GIVEN DATA
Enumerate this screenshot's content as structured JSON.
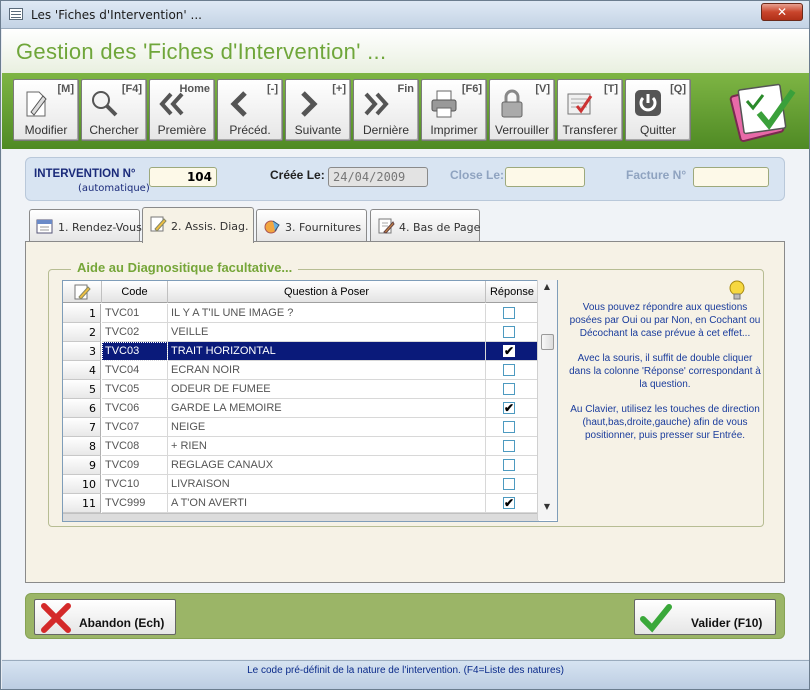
{
  "window": {
    "title": "Les 'Fiches d'Intervention' ..."
  },
  "header": {
    "title": "Gestion des 'Fiches d'Intervention' ..."
  },
  "toolbar": {
    "buttons": [
      {
        "key": "[M]",
        "label": "Modifier",
        "icon": "edit-icon"
      },
      {
        "key": "[F4]",
        "label": "Chercher",
        "icon": "search-icon"
      },
      {
        "key": "Home",
        "label": "Première",
        "icon": "first-icon"
      },
      {
        "key": "[-]",
        "label": "Précéd.",
        "icon": "previous-icon"
      },
      {
        "key": "[+]",
        "label": "Suivante",
        "icon": "next-icon"
      },
      {
        "key": "Fin",
        "label": "Dernière",
        "icon": "last-icon"
      },
      {
        "key": "[F6]",
        "label": "Imprimer",
        "icon": "printer-icon"
      },
      {
        "key": "[V]",
        "label": "Verrouiller",
        "icon": "lock-icon"
      },
      {
        "key": "[T]",
        "label": "Transferer",
        "icon": "transfer-icon"
      },
      {
        "key": "[Q]",
        "label": "Quitter",
        "icon": "power-icon"
      }
    ]
  },
  "info": {
    "intervention_label": "INTERVENTION N°",
    "intervention_sub": "(automatique)",
    "intervention_value": "104",
    "creee_label": "Créée Le:",
    "creee_value": "24/04/2009",
    "close_label": "Close Le:",
    "close_value": "",
    "facture_label": "Facture N°",
    "facture_value": ""
  },
  "tabs": [
    {
      "label": "1. Rendez-Vous",
      "icon": "calendar-icon"
    },
    {
      "label": "2. Assis. Diag.",
      "icon": "note-edit-icon"
    },
    {
      "label": "3. Fournitures",
      "icon": "supplies-icon"
    },
    {
      "label": "4. Bas de Page",
      "icon": "page-edit-icon"
    }
  ],
  "diag": {
    "group_title": "Aide au Diagnositique facultative...",
    "columns": {
      "code": "Code",
      "question": "Question à Poser",
      "reponse": "Réponse"
    },
    "rows": [
      {
        "num": "1",
        "code": "TVC01",
        "question": "IL Y A T'IL UNE IMAGE ?",
        "checked": false
      },
      {
        "num": "2",
        "code": "TVC02",
        "question": "VEILLE",
        "checked": false
      },
      {
        "num": "3",
        "code": "TVC03",
        "question": "TRAIT HORIZONTAL",
        "checked": true,
        "selected": true
      },
      {
        "num": "4",
        "code": "TVC04",
        "question": "ECRAN NOIR",
        "checked": false
      },
      {
        "num": "5",
        "code": "TVC05",
        "question": "ODEUR DE FUMEE",
        "checked": false
      },
      {
        "num": "6",
        "code": "TVC06",
        "question": "GARDE LA MEMOIRE",
        "checked": true
      },
      {
        "num": "7",
        "code": "TVC07",
        "question": "NEIGE",
        "checked": false
      },
      {
        "num": "8",
        "code": "TVC08",
        "question": "+ RIEN",
        "checked": false
      },
      {
        "num": "9",
        "code": "TVC09",
        "question": "REGLAGE CANAUX",
        "checked": false
      },
      {
        "num": "10",
        "code": "TVC10",
        "question": "LIVRAISON",
        "checked": false
      },
      {
        "num": "11",
        "code": "TVC999",
        "question": "A T'ON AVERTI",
        "checked": true
      }
    ],
    "help": [
      "Vous pouvez répondre aux questions posées par Oui ou par Non, en Cochant ou Décochant la case prévue à cet effet...",
      "Avec la souris, il suffit de double cliquer dans la colonne 'Réponse' correspondant à la question.",
      "Au Clavier, utilisez les touches de direction (haut,bas,droite,gauche) afin de vous positionner, puis presser sur Entrée."
    ]
  },
  "actions": {
    "abandon": "Abandon (Ech)",
    "valider": "Valider (F10)"
  },
  "status": {
    "message": "Le code pré-définit de la nature de l'intervention. (F4=Liste des natures)"
  },
  "colors": {
    "accent_green": "#6fa63a",
    "selection": "#0a1a7a",
    "help_text": "#1a3c9c"
  }
}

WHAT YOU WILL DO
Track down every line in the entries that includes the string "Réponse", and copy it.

ANSWER FOR THE TASK
      "reponse": "Réponse"
      "Avec la souris, il suffit de double cliquer dans la colonne 'Réponse' correspondant à la question.",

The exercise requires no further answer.